The XFX DD R9 290X 1000M is more or less what the reference R9 290X should have been all along; It is a lot quieter than the reference card and it offers superior performance.
The biggest selling point of the XFX card is of course the cooler, which allows it to make better use of the GPU even at stock clocks. We are happy to report that the XFX card managed to maintain a 1000MHz GPU clock throughout the test.
The Ghost 2.0 cooler delivers great performance, keeping the card about 17 degrees cooler than the reference cooler in most scenarios. If you care about aesthetics, the card looks great, too. We think it’s the best looking 290-series card to date, but that’s just our subjective opinion.
Although it is not silent, it is not too noisy even for long gaming sessions. In terms of noise, it is roughly on par with the GTX 780 Ti, which has a very good stock cooler.
Overall the XFX card on reference clocks delivers up to 11 percent performance boost over the reference R9 290X card with the Standard BIOS. In other words, it delivers Über performance without the noise.
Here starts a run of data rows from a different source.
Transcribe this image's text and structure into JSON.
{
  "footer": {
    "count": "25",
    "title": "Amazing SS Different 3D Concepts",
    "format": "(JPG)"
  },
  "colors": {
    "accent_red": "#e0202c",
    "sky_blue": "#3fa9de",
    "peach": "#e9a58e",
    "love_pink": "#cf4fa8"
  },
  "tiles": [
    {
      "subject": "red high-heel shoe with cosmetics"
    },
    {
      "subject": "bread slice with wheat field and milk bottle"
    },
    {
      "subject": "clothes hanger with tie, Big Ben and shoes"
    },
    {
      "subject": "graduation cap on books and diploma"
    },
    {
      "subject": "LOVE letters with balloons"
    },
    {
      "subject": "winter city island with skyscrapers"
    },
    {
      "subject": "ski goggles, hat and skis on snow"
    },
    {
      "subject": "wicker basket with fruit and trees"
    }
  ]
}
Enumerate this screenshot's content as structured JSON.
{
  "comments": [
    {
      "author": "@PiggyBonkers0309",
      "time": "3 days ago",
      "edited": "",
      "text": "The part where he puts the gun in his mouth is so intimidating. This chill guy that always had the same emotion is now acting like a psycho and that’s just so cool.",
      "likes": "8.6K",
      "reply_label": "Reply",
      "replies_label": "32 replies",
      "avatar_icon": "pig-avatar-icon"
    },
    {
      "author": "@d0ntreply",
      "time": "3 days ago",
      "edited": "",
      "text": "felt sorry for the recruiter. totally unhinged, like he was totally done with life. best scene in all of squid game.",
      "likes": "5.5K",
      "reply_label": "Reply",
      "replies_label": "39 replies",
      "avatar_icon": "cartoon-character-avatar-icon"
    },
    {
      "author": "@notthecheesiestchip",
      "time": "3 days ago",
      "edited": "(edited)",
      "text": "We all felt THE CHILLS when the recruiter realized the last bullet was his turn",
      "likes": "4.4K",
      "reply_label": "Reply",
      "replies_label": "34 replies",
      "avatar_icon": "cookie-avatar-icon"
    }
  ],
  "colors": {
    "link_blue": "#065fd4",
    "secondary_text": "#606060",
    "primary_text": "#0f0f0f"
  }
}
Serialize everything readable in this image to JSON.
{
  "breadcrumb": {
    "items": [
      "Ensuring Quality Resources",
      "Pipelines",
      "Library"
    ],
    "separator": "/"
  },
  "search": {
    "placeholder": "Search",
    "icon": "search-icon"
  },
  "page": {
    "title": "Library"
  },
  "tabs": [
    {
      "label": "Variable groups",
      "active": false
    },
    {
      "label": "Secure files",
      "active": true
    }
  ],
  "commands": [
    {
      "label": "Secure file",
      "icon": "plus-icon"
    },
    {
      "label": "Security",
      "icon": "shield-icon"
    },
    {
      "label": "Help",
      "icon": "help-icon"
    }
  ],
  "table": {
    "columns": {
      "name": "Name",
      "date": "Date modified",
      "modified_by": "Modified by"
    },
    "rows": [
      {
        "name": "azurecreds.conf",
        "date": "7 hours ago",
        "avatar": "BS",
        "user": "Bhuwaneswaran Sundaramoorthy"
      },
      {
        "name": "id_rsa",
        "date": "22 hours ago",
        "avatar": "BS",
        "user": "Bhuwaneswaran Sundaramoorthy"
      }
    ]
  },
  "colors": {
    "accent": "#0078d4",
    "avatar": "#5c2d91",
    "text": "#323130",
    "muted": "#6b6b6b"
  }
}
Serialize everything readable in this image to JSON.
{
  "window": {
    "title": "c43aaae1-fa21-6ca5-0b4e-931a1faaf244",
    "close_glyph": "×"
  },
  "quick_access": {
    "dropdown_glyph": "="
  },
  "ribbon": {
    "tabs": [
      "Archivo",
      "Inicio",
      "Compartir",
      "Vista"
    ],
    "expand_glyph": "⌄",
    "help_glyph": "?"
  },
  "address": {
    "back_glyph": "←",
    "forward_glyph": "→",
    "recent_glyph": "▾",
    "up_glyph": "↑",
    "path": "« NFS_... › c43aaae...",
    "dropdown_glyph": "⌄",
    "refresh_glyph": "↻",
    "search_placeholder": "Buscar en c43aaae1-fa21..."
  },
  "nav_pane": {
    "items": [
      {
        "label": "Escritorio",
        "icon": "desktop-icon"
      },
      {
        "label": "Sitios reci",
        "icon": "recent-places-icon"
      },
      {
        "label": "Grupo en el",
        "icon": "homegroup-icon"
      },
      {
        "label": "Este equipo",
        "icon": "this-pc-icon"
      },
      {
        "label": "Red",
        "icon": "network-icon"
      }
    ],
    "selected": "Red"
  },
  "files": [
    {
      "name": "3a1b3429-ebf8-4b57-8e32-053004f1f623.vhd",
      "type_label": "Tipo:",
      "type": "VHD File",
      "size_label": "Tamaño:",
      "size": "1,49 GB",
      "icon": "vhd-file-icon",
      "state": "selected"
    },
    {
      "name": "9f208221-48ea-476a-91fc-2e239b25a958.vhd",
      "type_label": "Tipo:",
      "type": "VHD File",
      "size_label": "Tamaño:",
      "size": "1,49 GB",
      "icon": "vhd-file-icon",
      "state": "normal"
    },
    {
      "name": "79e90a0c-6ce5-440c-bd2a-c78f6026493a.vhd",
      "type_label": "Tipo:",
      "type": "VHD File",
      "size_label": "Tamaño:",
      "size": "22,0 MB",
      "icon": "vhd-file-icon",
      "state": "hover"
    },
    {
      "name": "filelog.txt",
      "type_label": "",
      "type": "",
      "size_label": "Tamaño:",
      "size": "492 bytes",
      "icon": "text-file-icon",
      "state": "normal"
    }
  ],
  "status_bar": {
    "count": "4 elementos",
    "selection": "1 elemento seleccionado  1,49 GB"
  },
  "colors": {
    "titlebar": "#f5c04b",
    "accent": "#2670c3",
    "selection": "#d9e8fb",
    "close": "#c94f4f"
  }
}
There is some potential for overclocking, too, nothing spectacular but it can make a difference. Given its performance at stock clocks, we assume many users simply won’t bother anyway, since it is not easy to push AMD’s Hawaii to its limits with current games.
To sum up, the XFX card offers same performance as the R9 290X in Über mode, but thanks to its non-reference Double Dissipation cooler it stays quiet. In fact, it is quieter than the reference card in Normal mode. It is also worth mentioning the Battlefield 4 bundle. In case you were not willing to pull the trigger on the reference R9 290X due to its subpar cooler, we can easily recommend the XFX DD R9 290X 1000M as a very good alternative.